Organizers of the protest, called Occupy Wall Street West, said they hope to shut down some of the city's largest downtown corporations with marches, demonstrations and flash mobs.
The protest was timed to coincide with Saturday's two-year anniversary of the Citizen's United decision by the U.S. Supreme Court, which removed limits on how much money corporations could donate to political causes. Protesters, many of whom supported the Occupy movement in the fall, said the decision exacerbated the divide between the rich and poor by handing too much power to big business.
Super-PACs and candidate committees already have spent more on television in South Carolina than during the entire campaign in New Hampshire, where candidates outspent super-PACs by $1.6 million to $1.4 million before the Jan. 10 primary. In Iowa, which held the kickoff contest on Jan. 3, candidates spent $4.5 million and super-PACs spent $2.7 million on broadcast TV. The South Carolina total is still rising because the CMAG data doesn’t include ads that will run in the final four days of the race.
Comedian Stephen Colbert, who has used his Comedy Central program to highlight the ineffectiveness of campaign finance laws aimed at reducing the influence of money in politics, poked fun at the explosion of super-PACs by forming his own.

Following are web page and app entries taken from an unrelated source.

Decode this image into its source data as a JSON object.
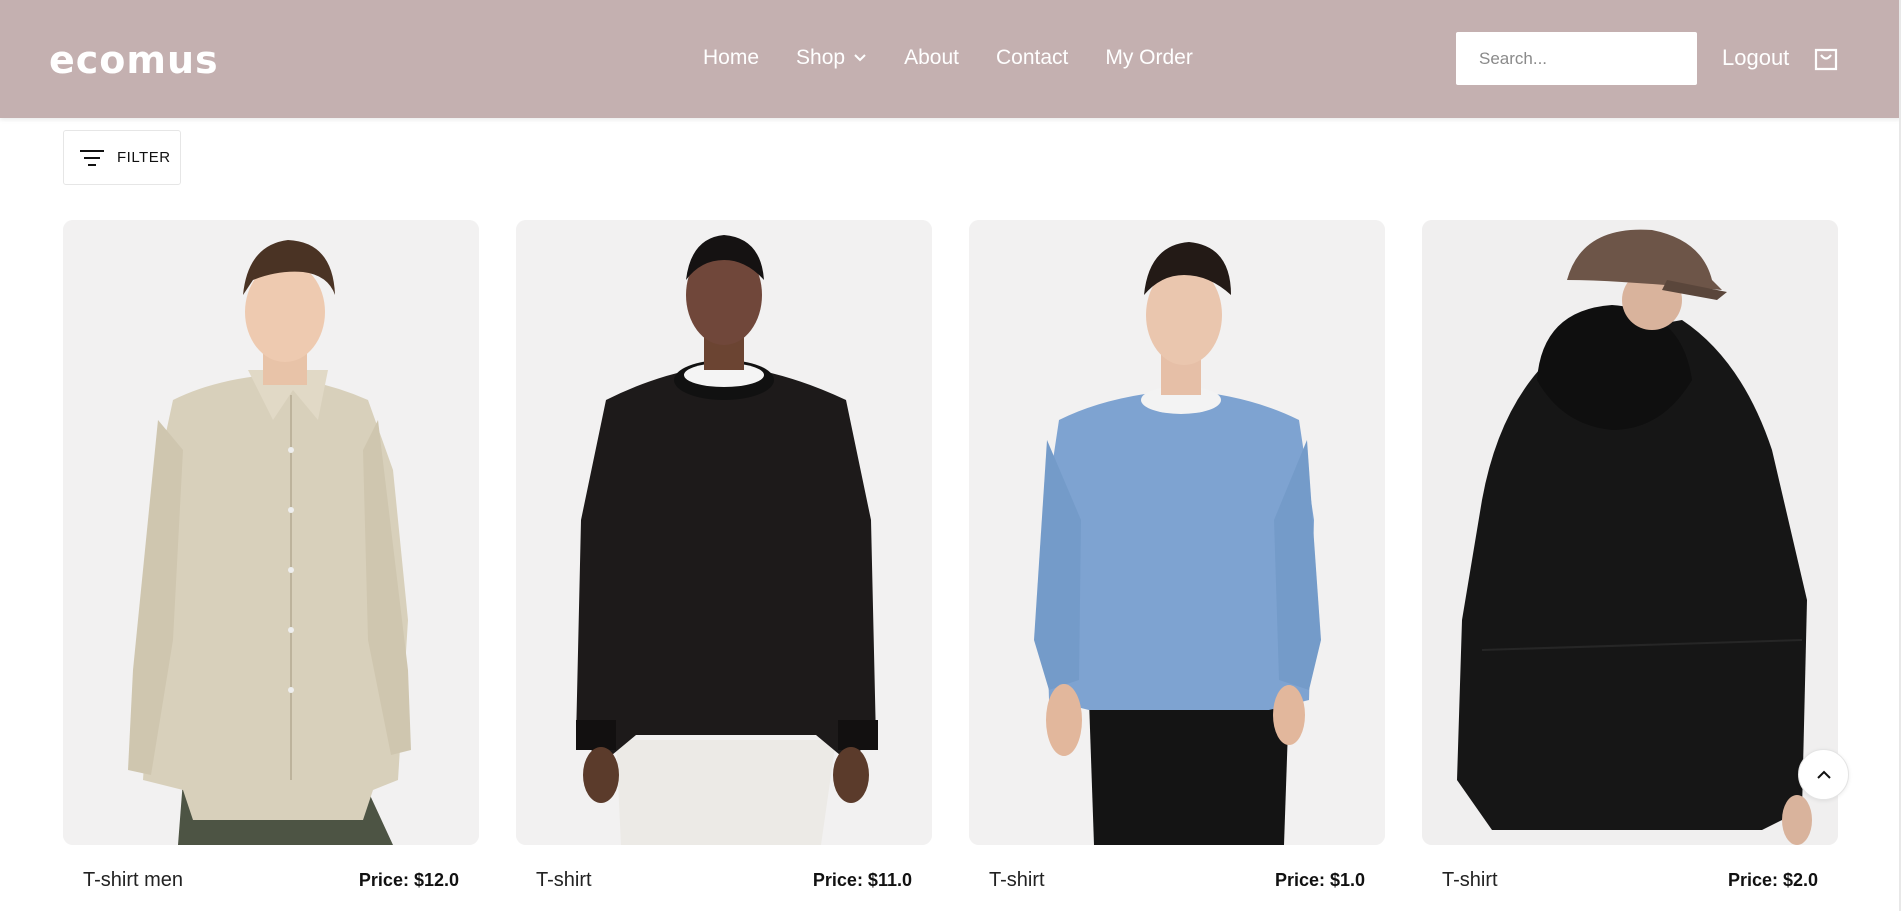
{
  "header": {
    "logo": "ecomus",
    "nav": [
      {
        "label": "Home"
      },
      {
        "label": "Shop"
      },
      {
        "label": "About"
      },
      {
        "label": "Contact"
      },
      {
        "label": "My Order"
      }
    ],
    "search_placeholder": "Search...",
    "logout_label": "Logout",
    "cart_icon": "shopping-bag-icon",
    "background_color": "#c4b0b0"
  },
  "filter": {
    "label": "FILTER",
    "icon": "filter-lines-icon"
  },
  "products": [
    {
      "name": "T-shirt men",
      "price": "Price: $12.0",
      "image": "man-beige-shirt"
    },
    {
      "name": "T-shirt",
      "price": "Price: $11.0",
      "image": "man-black-sweatshirt"
    },
    {
      "name": "T-shirt",
      "price": "Price: $1.0",
      "image": "man-blue-sweater"
    },
    {
      "name": "T-shirt",
      "price": "Price: $2.0",
      "image": "man-black-hooded-jacket-back"
    }
  ],
  "scroll_top_icon": "chevron-up-icon"
}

It is airing ads in South Carolina to help him explore running for “president of the United States of South Carolina.”
Hundreds of people affiliated with the Occupy Wall Street movement arrive at the U.S. Capitol in the early evening for a rally as part of an "Occupy Congress" event, in Washington on Tuesday, Jan. 17, 2012. (AP Photo/Jacquelyn Martin)